RECORDS PROVIDED:
§ §

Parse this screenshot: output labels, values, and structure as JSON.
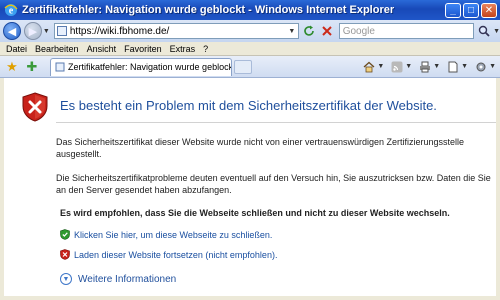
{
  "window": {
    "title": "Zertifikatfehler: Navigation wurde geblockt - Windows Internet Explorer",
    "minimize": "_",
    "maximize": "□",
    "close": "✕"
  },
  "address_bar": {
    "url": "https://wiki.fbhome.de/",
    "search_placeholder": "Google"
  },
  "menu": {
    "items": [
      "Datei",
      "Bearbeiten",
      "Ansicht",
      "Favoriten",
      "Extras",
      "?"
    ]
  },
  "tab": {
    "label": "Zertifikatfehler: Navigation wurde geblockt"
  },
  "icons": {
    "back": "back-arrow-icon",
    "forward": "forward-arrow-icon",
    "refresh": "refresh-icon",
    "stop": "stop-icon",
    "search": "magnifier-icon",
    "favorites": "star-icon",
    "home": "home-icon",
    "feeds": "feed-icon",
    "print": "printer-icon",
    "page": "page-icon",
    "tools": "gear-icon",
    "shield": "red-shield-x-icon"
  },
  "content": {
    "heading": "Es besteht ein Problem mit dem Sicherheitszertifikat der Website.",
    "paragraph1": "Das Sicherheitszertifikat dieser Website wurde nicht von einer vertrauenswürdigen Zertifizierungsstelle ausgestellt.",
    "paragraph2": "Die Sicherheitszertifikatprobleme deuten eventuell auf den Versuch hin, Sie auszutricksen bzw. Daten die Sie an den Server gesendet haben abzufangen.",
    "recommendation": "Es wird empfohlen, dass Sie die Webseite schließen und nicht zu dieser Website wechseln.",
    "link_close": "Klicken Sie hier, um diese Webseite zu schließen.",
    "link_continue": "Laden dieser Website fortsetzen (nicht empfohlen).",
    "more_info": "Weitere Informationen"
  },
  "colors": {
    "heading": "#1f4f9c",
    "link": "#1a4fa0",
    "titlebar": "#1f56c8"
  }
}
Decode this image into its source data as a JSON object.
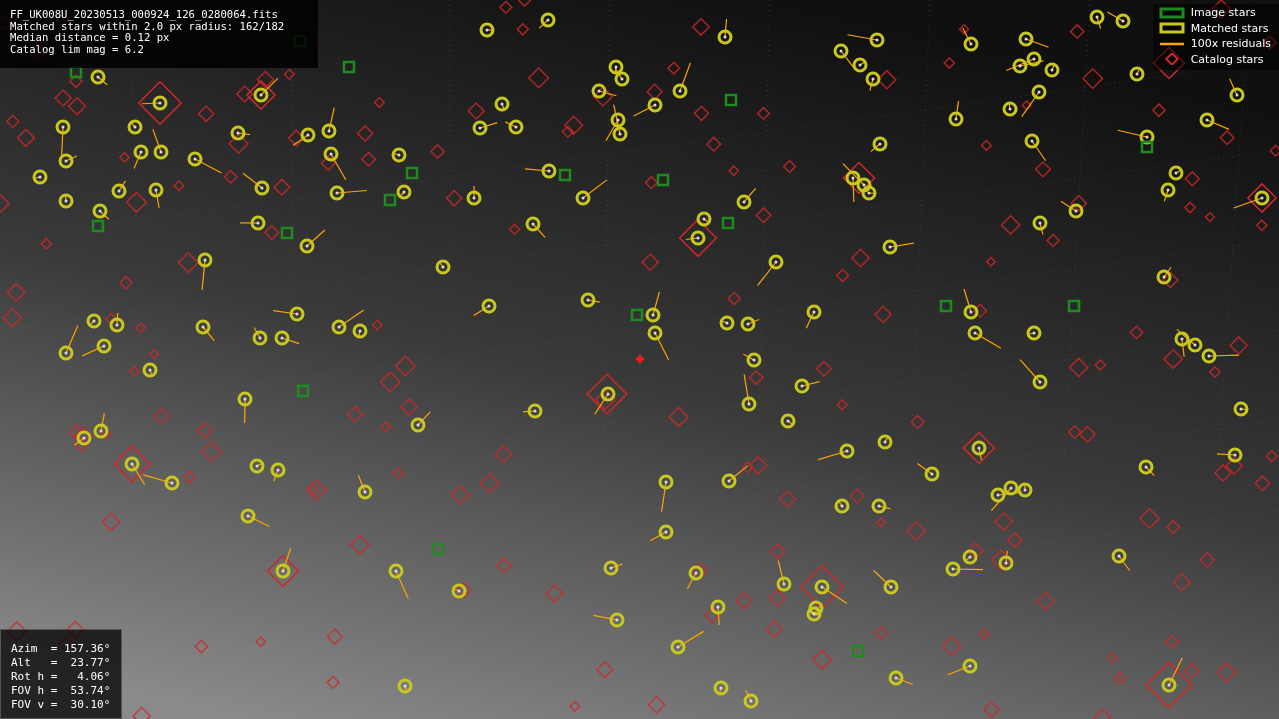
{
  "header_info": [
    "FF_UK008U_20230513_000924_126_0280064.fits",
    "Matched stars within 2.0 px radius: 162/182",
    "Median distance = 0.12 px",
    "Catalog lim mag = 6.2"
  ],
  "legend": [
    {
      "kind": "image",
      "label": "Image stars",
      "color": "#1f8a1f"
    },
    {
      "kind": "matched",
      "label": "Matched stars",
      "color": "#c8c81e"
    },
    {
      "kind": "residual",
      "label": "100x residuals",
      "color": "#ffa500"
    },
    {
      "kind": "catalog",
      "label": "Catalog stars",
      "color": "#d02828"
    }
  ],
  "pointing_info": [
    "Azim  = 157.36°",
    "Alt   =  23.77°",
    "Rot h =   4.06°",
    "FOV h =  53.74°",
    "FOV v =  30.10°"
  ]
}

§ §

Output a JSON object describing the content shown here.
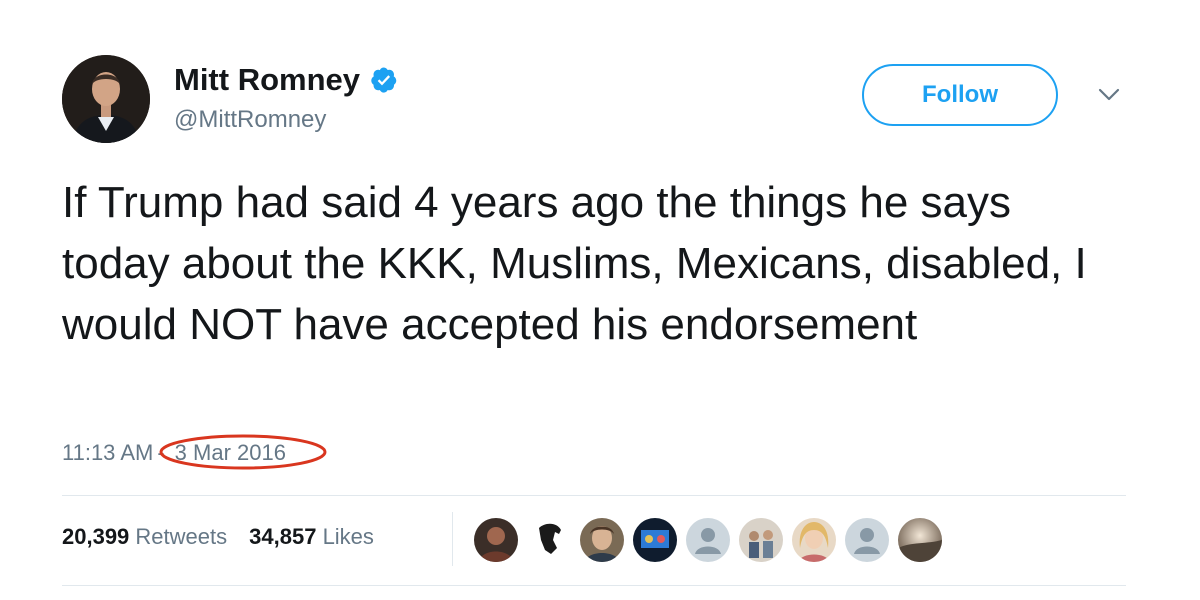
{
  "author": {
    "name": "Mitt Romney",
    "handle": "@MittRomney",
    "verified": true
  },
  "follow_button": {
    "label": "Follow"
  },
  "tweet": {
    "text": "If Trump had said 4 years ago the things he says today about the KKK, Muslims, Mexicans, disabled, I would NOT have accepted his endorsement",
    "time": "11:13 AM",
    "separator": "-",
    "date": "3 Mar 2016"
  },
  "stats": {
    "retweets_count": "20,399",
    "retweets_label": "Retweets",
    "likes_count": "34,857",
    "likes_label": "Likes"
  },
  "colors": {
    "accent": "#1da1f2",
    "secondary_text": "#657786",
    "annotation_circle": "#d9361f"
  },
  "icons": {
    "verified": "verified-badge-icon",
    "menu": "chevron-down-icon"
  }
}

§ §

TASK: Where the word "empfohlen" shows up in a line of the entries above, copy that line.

WRITTEN RESPONSE:
    "recommendation": "Es wird empfohlen, dass Sie die Webseite schließen und nicht zu dieser Website wechseln.",
    "link_continue": "Laden dieser Website fortsetzen (nicht empfohlen).",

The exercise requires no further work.